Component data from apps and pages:
<<<<
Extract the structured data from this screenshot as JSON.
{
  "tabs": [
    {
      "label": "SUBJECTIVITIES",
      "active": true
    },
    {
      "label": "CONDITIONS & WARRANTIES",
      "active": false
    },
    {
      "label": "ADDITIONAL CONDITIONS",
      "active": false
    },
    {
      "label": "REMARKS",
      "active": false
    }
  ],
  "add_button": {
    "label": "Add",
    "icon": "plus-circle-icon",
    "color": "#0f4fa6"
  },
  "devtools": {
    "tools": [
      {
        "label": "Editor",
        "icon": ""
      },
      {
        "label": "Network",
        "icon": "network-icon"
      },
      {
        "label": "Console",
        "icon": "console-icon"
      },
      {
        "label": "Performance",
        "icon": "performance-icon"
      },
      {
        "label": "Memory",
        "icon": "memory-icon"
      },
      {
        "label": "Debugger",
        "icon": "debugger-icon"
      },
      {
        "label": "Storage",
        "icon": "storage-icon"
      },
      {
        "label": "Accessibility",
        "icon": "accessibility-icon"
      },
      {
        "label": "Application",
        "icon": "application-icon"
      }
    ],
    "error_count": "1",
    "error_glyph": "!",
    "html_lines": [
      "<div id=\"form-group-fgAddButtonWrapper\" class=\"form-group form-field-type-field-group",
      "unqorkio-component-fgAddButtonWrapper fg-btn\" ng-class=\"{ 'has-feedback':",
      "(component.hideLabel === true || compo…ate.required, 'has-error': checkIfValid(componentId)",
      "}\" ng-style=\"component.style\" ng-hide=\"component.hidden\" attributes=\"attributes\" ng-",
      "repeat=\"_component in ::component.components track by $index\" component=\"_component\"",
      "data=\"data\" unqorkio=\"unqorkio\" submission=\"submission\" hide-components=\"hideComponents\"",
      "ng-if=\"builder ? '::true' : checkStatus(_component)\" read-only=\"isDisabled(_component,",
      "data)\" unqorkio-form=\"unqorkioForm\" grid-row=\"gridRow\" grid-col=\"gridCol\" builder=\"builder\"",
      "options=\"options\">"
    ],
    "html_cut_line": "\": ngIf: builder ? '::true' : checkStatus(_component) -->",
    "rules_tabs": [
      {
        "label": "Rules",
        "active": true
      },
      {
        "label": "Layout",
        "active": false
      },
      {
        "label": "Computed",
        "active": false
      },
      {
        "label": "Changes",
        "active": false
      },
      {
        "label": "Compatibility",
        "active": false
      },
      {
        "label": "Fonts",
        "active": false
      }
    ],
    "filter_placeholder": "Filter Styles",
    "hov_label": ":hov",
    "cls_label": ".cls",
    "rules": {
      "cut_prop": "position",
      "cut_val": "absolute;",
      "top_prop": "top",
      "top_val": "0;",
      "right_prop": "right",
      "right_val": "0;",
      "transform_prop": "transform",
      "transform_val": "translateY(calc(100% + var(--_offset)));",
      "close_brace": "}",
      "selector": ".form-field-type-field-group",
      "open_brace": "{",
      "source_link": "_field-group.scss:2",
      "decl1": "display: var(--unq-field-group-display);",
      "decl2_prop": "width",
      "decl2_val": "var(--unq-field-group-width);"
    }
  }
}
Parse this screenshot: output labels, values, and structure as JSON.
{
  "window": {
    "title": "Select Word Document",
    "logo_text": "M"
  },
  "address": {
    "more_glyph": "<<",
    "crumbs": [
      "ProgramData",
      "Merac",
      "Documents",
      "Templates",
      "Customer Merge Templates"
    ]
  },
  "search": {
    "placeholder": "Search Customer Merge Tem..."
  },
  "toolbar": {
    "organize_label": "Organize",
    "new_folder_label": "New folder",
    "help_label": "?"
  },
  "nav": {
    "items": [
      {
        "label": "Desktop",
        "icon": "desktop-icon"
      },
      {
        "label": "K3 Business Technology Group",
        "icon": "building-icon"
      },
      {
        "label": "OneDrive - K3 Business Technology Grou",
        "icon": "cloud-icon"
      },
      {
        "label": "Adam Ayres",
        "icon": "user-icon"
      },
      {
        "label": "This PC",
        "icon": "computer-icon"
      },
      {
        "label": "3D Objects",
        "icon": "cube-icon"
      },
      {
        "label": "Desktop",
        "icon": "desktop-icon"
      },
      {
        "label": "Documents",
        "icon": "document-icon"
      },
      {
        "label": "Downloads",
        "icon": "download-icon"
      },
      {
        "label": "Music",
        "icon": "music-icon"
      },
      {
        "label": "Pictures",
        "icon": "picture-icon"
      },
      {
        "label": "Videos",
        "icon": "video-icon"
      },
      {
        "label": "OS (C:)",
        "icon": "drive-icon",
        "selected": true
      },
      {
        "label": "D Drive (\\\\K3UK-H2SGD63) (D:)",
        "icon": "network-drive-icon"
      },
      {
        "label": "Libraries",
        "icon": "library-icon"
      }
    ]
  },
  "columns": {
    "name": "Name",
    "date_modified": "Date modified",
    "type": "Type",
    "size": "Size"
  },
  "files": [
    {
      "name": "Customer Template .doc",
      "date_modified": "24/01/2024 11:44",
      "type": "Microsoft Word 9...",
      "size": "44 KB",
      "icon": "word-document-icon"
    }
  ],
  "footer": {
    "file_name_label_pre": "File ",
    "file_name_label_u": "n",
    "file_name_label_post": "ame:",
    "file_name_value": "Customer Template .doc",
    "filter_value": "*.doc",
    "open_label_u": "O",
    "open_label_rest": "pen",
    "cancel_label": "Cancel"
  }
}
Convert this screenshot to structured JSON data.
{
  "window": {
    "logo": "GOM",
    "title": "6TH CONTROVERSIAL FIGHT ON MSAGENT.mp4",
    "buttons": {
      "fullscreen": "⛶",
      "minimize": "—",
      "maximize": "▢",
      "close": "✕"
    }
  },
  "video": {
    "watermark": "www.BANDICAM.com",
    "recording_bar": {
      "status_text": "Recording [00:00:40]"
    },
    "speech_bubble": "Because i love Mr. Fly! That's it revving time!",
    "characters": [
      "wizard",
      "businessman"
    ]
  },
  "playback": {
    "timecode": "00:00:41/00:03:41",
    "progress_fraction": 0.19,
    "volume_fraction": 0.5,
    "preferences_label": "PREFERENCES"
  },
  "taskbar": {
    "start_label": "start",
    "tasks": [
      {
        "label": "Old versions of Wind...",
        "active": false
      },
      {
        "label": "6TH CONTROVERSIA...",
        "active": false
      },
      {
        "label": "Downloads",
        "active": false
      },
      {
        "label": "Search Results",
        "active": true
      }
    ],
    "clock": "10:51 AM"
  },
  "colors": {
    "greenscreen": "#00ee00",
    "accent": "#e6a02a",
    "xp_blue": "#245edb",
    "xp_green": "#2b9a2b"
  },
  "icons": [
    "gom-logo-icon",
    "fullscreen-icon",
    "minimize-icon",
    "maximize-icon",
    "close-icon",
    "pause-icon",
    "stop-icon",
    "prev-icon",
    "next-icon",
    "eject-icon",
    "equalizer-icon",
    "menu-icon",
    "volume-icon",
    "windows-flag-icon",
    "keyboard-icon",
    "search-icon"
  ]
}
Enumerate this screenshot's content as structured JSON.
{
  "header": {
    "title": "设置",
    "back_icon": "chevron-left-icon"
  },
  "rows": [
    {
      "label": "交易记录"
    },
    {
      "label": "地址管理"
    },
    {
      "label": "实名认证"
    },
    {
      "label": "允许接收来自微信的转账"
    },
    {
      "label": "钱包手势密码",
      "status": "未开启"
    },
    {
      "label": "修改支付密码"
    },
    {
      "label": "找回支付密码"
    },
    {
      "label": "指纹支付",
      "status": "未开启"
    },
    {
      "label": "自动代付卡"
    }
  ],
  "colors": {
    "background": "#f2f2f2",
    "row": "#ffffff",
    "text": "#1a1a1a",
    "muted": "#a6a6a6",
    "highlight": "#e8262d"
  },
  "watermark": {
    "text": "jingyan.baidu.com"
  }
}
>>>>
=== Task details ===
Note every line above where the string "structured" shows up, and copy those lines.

=== Exercise output ===
Extract the structured data from this screenshot as JSON.
Convert this screenshot to structured JSON data.
Enumerate this screenshot's content as structured JSON.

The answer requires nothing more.